**Try it:** Line by line, the entries below are to be reproduced unaltered.

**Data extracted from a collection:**
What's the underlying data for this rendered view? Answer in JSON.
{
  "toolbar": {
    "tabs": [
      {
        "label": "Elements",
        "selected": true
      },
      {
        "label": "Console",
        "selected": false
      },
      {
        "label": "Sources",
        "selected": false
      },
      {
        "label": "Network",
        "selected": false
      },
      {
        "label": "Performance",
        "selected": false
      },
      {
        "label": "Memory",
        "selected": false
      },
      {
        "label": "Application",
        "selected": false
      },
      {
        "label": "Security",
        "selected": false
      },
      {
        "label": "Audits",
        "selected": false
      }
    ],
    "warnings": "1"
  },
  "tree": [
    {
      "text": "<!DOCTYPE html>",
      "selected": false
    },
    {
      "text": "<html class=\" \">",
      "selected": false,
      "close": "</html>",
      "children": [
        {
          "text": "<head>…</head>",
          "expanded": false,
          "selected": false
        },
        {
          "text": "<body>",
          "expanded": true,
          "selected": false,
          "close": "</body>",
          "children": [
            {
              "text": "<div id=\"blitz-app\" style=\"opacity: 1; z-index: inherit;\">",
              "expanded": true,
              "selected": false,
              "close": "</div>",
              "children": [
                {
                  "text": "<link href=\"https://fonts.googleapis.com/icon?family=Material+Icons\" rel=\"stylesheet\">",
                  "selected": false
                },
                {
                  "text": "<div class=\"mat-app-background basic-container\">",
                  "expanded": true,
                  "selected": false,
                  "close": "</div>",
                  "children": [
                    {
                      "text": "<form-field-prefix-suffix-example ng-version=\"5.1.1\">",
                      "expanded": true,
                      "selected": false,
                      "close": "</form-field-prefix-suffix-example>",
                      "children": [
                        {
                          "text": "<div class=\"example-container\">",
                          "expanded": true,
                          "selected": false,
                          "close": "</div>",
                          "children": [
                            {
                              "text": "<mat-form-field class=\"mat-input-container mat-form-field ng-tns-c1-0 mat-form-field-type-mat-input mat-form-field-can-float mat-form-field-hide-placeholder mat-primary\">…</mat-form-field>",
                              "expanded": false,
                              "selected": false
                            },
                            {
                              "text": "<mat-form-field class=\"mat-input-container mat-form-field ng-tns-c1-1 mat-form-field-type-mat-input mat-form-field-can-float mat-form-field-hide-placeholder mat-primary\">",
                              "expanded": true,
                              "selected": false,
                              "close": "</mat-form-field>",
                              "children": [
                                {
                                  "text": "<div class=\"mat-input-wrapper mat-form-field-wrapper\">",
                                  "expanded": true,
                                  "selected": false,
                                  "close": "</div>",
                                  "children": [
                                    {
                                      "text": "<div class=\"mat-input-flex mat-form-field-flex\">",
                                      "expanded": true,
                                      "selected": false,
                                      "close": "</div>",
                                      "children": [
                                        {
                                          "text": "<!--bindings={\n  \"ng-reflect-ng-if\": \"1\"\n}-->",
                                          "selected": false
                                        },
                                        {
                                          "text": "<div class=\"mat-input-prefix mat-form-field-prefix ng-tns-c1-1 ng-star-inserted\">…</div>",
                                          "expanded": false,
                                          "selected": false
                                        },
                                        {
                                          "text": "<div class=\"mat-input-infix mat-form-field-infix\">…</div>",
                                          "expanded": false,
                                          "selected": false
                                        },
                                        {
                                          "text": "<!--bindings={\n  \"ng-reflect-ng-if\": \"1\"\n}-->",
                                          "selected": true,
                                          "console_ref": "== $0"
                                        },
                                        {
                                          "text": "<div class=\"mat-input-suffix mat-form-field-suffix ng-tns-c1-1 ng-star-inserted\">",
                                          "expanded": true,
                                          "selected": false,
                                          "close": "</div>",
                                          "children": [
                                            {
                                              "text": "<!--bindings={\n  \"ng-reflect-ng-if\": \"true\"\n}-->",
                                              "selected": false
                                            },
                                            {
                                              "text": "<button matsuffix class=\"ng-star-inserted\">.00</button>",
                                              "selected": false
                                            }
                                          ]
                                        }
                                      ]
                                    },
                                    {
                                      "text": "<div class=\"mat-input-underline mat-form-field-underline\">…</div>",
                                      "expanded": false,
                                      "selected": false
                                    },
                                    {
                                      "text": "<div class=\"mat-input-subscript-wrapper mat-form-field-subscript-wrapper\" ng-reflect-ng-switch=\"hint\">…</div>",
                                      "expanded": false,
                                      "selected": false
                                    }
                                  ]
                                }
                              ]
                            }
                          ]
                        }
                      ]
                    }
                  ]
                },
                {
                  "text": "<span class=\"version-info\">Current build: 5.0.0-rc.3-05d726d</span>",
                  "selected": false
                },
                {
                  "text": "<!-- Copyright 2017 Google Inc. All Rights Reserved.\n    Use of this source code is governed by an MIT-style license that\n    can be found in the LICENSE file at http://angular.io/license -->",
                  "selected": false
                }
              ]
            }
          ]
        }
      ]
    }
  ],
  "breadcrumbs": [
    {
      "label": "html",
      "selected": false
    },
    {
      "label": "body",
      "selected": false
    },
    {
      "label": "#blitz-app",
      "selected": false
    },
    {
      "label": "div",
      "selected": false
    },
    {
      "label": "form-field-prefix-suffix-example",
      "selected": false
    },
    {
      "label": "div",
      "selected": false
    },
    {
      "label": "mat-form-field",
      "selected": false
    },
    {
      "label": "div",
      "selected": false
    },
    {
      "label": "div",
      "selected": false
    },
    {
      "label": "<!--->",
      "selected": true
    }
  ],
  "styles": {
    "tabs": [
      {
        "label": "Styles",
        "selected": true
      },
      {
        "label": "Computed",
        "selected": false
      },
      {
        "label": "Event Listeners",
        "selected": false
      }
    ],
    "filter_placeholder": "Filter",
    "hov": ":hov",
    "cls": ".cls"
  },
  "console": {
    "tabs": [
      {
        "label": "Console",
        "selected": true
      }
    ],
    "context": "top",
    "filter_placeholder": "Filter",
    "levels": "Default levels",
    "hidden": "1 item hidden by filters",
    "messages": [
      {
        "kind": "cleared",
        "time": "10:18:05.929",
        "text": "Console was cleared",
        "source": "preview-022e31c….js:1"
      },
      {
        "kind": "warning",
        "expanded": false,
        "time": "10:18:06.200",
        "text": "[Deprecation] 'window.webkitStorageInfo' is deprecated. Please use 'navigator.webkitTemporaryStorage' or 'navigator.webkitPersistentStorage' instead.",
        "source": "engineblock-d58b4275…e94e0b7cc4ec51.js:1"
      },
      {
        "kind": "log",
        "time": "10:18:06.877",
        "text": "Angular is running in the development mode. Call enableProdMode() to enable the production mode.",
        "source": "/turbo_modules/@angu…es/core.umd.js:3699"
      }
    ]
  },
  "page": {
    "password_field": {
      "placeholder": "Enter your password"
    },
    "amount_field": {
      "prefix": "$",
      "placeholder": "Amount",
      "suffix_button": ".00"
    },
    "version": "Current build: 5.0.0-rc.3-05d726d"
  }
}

**Answer to this problem:**
What's the underlying data for this rendered view? Answer in JSON.
{
  "toolbar": {
    "tabs": [
      {
        "label": "Elements",
        "selected": true
      },
      {
        "label": "Console",
        "selected": false
      },
      {
        "label": "Sources",
        "selected": false
      },
      {
        "label": "Network",
        "selected": false
      },
      {
        "label": "Performance",
        "selected": false
      },
      {
        "label": "Memory",
        "selected": false
      },
      {
        "label": "Application",
        "selected": false
      },
      {
        "label": "Security",
        "selected": false
      },
      {
        "label": "Audits",
        "selected": false
      }
    ],
    "warnings": "1"
  },
  "tree": [
    {
      "text": "<!DOCTYPE html>",
      "selected": false
    },
    {
      "text": "<html class=\" \">",
      "selected": false,
      "close": "</html>",
      "children": [
        {
          "text": "<head>…</head>",
          "expanded": false,
          "selected": false
        },
        {
          "text": "<body>",
          "expanded": true,
          "selected": false,
          "close": "</body>",
          "children": [
            {
              "text": "<div id=\"blitz-app\" style=\"opacity: 1; z-index: inherit;\">",
              "expanded": true,
              "selected": false,
              "close": "</div>",
              "children": [
                {
                  "text": "<link href=\"https://fonts.googleapis.com/icon?family=Material+Icons\" rel=\"stylesheet\">",
                  "selected": false
                },
                {
                  "text": "<div class=\"mat-app-background basic-container\">",
                  "expanded": true,
                  "selected": false,
                  "close": "</div>",
                  "children": [
                    {
                      "text": "<form-field-prefix-suffix-example ng-version=\"5.1.1\">",
                      "expanded": true,
                      "selected": false,
                      "close": "</form-field-prefix-suffix-example>",
                      "children": [
                        {
                          "text": "<div class=\"example-container\">",
                          "expanded": true,
                          "selected": false,
                          "close": "</div>",
                          "children": [
                            {
                              "text": "<mat-form-field class=\"mat-input-container mat-form-field ng-tns-c1-0 mat-form-field-type-mat-input mat-form-field-can-float mat-form-field-hide-placeholder mat-primary\">…</mat-form-field>",
                              "expanded": false,
                              "selected": false
                            },
                            {
                              "text": "<mat-form-field class=\"mat-input-container mat-form-field ng-tns-c1-1 mat-form-field-type-mat-input mat-form-field-can-float mat-form-field-hide-placeholder mat-primary\">",
                              "expanded": true,
                              "selected": false,
                              "close": "</mat-form-field>",
                              "children": [
                                {
                                  "text": "<div class=\"mat-input-wrapper mat-form-field-wrapper\">",
                                  "expanded": true,
                                  "selected": false,
                                  "close": "</div>",
                                  "children": [
                                    {
                                      "text": "<div class=\"mat-input-flex mat-form-field-flex\">",
                                      "expanded": true,
                                      "selected": false,
                                      "close": "</div>",
                                      "children": [
                                        {
                                          "text": "<!--bindings={\n  \"ng-reflect-ng-if\": \"1\"\n}-->",
                                          "selected": false
                                        },
                                        {
                                          "text": "<div class=\"mat-input-prefix mat-form-field-prefix ng-tns-c1-1 ng-star-inserted\">…</div>",
                                          "expanded": false,
                                          "selected": false
                                        },
                                        {
                                          "text": "<div class=\"mat-input-infix mat-form-field-infix\">…</div>",
                                          "expanded": false,
                                          "selected": false
                                        },
                                        {
                                          "text": "<!--bindings={\n  \"ng-reflect-ng-if\": \"1\"\n}-->",
                                          "selected": true,
                                          "console_ref": "== $0"
                                        },
                                        {
                                          "text": "<div class=\"mat-input-suffix mat-form-field-suffix ng-tns-c1-1 ng-star-inserted\">",
                                          "expanded": true,
                                          "selected": false,
                                          "close": "</div>",
                                          "children": [
                                            {
                                              "text": "<!--bindings={\n  \"ng-reflect-ng-if\": \"true\"\n}-->",
                                              "selected": false
                                            },
                                            {
                                              "text": "<button matsuffix class=\"ng-star-inserted\">.00</button>",
                                              "selected": false
                                            }
                                          ]
                                        }
                                      ]
                                    },
                                    {
                                      "text": "<div class=\"mat-input-underline mat-form-field-underline\">…</div>",
                                      "expanded": false,
                                      "selected": false
                                    },
                                    {
                                      "text": "<div class=\"mat-input-subscript-wrapper mat-form-field-subscript-wrapper\" ng-reflect-ng-switch=\"hint\">…</div>",
                                      "expanded": false,
                                      "selected": false
                                    }
                                  ]
                                }
                              ]
                            }
                          ]
                        }
                      ]
                    }
                  ]
                },
                {
                  "text": "<span class=\"version-info\">Current build: 5.0.0-rc.3-05d726d</span>",
                  "selected": false
                },
                {
                  "text": "<!-- Copyright 2017 Google Inc. All Rights Reserved.\n    Use of this source code is governed by an MIT-style license that\n    can be found in the LICENSE file at http://angular.io/license -->",
                  "selected": false
                }
              ]
            }
          ]
        }
      ]
    }
  ],
  "breadcrumbs": [
    {
      "label": "html",
      "selected": false
    },
    {
      "label": "body",
      "selected": false
    },
    {
      "label": "#blitz-app",
      "selected": false
    },
    {
      "label": "div",
      "selected": false
    },
    {
      "label": "form-field-prefix-suffix-example",
      "selected": false
    },
    {
      "label": "div",
      "selected": false
    },
    {
      "label": "mat-form-field",
      "selected": false
    },
    {
      "label": "div",
      "selected": false
    },
    {
      "label": "div",
      "selected": false
    },
    {
      "label": "<!--->",
      "selected": true
    }
  ],
  "styles": {
    "tabs": [
      {
        "label": "Styles",
        "selected": true
      },
      {
        "label": "Computed",
        "selected": false
      },
      {
        "label": "Event Listeners",
        "selected": false
      }
    ],
    "filter_placeholder": "Filter",
    "hov": ":hov",
    "cls": ".cls"
  },
  "console": {
    "tabs": [
      {
        "label": "Console",
        "selected": true
      }
    ],
    "context": "top",
    "filter_placeholder": "Filter",
    "levels": "Default levels",
    "hidden": "1 item hidden by filters",
    "messages": [
      {
        "kind": "cleared",
        "time": "10:18:05.929",
        "text": "Console was cleared",
        "source": "preview-022e31c….js:1"
      },
      {
        "kind": "warning",
        "expanded": false,
        "time": "10:18:06.200",
        "text": "[Deprecation] 'window.webkitStorageInfo' is deprecated. Please use 'navigator.webkitTemporaryStorage' or 'navigator.webkitPersistentStorage' instead.",
        "source": "engineblock-d58b4275…e94e0b7cc4ec51.js:1"
      },
      {
        "kind": "log",
        "time": "10:18:06.877",
        "text": "Angular is running in the development mode. Call enableProdMode() to enable the production mode.",
        "source": "/turbo_modules/@angu…es/core.umd.js:3699"
      }
    ]
  },
  "page": {
    "password_field": {
      "placeholder": "Enter your password"
    },
    "amount_field": {
      "prefix": "$",
      "placeholder": "Amount",
      "suffix_button": ".00"
    },
    "version": "Current build: 5.0.0-rc.3-05d726d"
  }
}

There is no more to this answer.